By Kathleen Stocking
When the world spins out of control, which it does sometimes or seems to do sometimes, and in the last year, the last decade — what with species extinction and climate change and children in cages at the border and migrants drowning in the Mediterranean as they try to escape drought and famine — when the spinning has been dizzying, then it is good to remember that we are part of a mystery, little bits and pieces made from stars, literally.
There’s a star out my window in the southern sky above the river that runs through Traverse City. It’s Sirius, the brightest star, most visible in the winter at 2 a.m. It’s beautiful, luminous and I’m falling in love with it.
Christmas morning, I talk on the phone to my youngest granddaughter in Connecticut. “Grandma Kathy,” she exclaims. “I’m losing my teeth!” She knows this is news. She says it with surprise and amused joy.
Losing teeth when you’re five is normal. Losing species because human beings are poisoning the planet is not normal. Or, more accurately, is not good for our survival.
Environmental journalist David Quammen, in his 1996 book “The Song of the Dodo,” writes, “Species extinction is central to the question of how Homo sapiens affects its own world.”
What do we need to do to create a livable earth on which our grandchildren can be delighted to discover we are all made from stardust?
This summer in Traverse City I saw municipal workers spraying pesticides around lampposts to kill weeds, pesticides that would find their way into the river and the bay. The reason for this custom — the Cherry Festival, keeping up appearances – was explained to me, but I couldn’t help clinging to the heretical notion that the right amount of poison in the water our children swim in is none.
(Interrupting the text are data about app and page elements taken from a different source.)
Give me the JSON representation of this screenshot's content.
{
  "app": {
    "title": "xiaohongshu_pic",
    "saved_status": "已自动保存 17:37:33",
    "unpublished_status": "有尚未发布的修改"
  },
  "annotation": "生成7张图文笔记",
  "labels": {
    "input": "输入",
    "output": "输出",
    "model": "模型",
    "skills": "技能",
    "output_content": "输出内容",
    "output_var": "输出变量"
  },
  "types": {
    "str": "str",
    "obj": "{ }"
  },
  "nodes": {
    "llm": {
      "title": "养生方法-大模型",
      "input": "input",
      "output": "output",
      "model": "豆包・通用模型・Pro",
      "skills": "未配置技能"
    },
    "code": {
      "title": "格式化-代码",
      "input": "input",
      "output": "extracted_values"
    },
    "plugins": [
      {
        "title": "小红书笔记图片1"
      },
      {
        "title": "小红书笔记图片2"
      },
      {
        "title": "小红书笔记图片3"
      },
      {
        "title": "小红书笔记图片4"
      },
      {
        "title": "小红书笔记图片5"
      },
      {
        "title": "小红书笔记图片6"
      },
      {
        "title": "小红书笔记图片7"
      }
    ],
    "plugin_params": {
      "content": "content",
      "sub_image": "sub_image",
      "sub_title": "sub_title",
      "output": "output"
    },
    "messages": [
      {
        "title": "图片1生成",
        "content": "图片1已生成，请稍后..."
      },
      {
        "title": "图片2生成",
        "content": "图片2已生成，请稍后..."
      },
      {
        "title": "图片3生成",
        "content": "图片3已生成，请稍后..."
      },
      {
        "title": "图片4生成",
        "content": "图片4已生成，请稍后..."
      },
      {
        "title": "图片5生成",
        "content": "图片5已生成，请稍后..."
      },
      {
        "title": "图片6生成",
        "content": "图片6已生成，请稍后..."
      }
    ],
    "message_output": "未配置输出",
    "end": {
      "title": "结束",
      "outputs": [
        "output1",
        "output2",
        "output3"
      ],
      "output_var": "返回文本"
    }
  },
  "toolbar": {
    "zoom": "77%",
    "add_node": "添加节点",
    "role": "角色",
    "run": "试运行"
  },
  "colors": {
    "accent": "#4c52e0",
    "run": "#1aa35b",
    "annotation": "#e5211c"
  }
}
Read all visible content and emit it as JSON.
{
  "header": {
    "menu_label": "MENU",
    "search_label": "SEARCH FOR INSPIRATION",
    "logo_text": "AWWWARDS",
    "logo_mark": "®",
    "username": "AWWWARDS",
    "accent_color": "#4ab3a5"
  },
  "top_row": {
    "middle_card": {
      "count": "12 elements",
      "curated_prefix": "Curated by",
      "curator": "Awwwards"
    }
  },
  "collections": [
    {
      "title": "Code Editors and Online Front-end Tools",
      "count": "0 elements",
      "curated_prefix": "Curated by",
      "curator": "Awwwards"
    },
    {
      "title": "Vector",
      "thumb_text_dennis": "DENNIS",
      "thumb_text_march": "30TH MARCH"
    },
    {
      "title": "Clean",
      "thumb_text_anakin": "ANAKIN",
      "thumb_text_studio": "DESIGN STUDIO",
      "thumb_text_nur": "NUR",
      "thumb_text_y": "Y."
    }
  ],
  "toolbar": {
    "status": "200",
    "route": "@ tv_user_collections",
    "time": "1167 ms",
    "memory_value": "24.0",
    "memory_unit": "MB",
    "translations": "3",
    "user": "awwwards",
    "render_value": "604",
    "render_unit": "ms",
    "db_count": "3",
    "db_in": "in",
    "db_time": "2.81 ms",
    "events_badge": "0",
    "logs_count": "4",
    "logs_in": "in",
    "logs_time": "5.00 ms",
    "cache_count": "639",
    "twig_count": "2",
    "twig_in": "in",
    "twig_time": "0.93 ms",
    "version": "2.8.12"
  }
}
There’s a young man, Scott Mills, not far from here, in Maple City, who has a blog called Polylith in which he addresses the cognitive dissonance of these times. “That woozy rumble we feel? It’s not just the climatic plates slipping, but on an intersecting plane, it may be capitalism breaking up as it is pulled beneath the faintly glowing stratum of the Anthropocene.”
Young people the world over are grasping the loose threads of the logic of customs that still hold sway over the needs of human survival.
We need to take responsibility and love each other. That’s what the young man, Yegor Zhukhov, said when he was on trial a few weeks ago and sentenced to four years of silence. Mashen Gessen, The New Yorker writer, has translated his comments.
There’s a photo of Yegor Zhukhov. He’s clear-eyed, intelligent. Like Greta Thunberg. Where are these wonderful young people coming from? They resemble, in the clarity and courage that shines from their faces, Joan of Arc. Their honesty and intelligence, in these times, is a great comfort.